Work item: Copy each line below that includes "your".

Stored data entries:
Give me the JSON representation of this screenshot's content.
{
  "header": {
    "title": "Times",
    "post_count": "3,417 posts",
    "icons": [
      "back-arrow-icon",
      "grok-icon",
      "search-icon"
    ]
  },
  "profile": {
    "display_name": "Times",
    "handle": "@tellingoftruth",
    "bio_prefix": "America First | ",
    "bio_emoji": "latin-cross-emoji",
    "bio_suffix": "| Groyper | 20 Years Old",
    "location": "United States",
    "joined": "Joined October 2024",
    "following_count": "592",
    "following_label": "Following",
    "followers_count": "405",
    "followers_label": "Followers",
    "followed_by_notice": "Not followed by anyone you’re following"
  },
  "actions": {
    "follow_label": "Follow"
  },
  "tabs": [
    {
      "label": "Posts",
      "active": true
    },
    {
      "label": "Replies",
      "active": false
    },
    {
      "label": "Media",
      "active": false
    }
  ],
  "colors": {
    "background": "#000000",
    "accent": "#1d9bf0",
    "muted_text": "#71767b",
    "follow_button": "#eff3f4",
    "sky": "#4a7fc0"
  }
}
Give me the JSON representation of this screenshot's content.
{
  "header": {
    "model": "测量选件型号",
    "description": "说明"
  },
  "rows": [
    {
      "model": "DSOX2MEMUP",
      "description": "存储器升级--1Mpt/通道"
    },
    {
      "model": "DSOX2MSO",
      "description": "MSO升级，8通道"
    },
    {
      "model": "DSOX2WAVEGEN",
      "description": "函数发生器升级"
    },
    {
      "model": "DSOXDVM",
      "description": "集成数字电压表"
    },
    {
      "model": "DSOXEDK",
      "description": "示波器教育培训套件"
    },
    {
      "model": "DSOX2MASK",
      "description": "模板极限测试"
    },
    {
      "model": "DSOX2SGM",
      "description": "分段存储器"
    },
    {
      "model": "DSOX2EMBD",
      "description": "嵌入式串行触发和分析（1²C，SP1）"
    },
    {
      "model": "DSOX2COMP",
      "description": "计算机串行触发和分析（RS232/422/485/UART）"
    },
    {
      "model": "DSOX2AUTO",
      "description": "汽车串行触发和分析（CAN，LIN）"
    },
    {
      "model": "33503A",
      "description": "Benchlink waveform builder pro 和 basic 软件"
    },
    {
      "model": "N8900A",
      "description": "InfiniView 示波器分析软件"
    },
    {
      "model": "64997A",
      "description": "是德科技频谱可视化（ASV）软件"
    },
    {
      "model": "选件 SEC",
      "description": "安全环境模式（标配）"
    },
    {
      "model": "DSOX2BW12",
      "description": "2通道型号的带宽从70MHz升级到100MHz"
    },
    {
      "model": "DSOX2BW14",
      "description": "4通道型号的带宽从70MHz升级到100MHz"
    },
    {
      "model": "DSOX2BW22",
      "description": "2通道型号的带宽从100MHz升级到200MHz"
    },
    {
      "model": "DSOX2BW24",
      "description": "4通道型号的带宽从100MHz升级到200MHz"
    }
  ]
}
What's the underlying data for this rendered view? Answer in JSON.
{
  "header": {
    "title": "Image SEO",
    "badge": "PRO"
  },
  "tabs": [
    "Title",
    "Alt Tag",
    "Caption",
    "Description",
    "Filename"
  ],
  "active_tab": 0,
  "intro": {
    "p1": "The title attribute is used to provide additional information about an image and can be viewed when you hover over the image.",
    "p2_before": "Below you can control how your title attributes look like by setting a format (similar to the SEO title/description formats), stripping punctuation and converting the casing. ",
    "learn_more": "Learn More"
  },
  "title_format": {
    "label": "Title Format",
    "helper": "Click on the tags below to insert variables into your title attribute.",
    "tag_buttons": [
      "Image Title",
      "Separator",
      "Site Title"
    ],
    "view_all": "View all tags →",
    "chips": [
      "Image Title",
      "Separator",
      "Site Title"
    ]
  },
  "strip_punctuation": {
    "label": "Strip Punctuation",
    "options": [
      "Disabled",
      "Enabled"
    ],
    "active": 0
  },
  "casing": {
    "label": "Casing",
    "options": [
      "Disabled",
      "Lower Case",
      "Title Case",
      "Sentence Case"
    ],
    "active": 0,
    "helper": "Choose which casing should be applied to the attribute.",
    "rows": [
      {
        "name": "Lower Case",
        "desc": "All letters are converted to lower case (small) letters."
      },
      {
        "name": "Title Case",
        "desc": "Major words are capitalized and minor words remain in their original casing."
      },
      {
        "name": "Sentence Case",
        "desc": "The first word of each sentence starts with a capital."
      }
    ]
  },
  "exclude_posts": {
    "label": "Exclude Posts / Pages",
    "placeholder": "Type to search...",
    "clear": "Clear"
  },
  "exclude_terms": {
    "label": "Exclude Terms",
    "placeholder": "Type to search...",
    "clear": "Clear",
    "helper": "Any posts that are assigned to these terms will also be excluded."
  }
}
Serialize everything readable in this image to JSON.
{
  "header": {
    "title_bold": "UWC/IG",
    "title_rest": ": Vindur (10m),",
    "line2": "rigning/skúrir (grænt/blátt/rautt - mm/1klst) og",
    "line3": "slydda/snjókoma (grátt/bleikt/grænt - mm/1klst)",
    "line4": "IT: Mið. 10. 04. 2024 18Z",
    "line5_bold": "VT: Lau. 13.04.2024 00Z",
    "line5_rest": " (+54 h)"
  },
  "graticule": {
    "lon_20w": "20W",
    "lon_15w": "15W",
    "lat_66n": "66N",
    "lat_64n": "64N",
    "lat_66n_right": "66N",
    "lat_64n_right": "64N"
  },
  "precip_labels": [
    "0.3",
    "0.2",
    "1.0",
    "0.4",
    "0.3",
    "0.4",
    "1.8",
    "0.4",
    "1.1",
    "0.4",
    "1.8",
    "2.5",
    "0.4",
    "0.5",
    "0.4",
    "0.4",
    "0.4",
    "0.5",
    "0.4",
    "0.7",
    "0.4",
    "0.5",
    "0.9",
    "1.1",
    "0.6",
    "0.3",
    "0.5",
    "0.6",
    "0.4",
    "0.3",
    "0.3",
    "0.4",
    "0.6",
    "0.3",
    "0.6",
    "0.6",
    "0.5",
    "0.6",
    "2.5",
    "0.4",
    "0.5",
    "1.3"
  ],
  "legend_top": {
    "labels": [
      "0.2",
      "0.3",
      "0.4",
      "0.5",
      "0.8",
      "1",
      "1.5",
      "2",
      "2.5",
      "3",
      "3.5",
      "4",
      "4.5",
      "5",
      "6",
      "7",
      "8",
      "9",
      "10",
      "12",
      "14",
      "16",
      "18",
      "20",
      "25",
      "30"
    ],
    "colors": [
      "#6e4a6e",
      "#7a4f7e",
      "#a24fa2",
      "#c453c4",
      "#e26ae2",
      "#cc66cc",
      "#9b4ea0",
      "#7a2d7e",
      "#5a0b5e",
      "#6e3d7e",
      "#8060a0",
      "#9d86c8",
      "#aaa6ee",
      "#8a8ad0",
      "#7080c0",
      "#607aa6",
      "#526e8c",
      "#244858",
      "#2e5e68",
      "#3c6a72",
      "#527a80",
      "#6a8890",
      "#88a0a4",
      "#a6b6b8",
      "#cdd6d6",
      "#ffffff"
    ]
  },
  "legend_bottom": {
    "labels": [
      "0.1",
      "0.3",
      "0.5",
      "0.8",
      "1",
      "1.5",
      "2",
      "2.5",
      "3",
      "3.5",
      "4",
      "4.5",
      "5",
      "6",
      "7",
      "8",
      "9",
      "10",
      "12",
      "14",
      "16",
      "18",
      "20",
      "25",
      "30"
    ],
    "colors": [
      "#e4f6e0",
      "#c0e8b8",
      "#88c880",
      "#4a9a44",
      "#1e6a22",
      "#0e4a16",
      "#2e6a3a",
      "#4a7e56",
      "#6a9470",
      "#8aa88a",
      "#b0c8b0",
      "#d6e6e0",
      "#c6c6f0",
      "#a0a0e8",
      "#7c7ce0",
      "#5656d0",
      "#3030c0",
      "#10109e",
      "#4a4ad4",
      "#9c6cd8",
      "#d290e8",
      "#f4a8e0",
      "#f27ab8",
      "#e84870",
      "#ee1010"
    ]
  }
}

Result of this exercise:
    "p2_before": "Below you can control how your title attributes look like by setting a format (similar to the SEO title/description formats), stripping punctuation and converting the casing. ",
    "helper": "Click on the tags below to insert variables into your title attribute.",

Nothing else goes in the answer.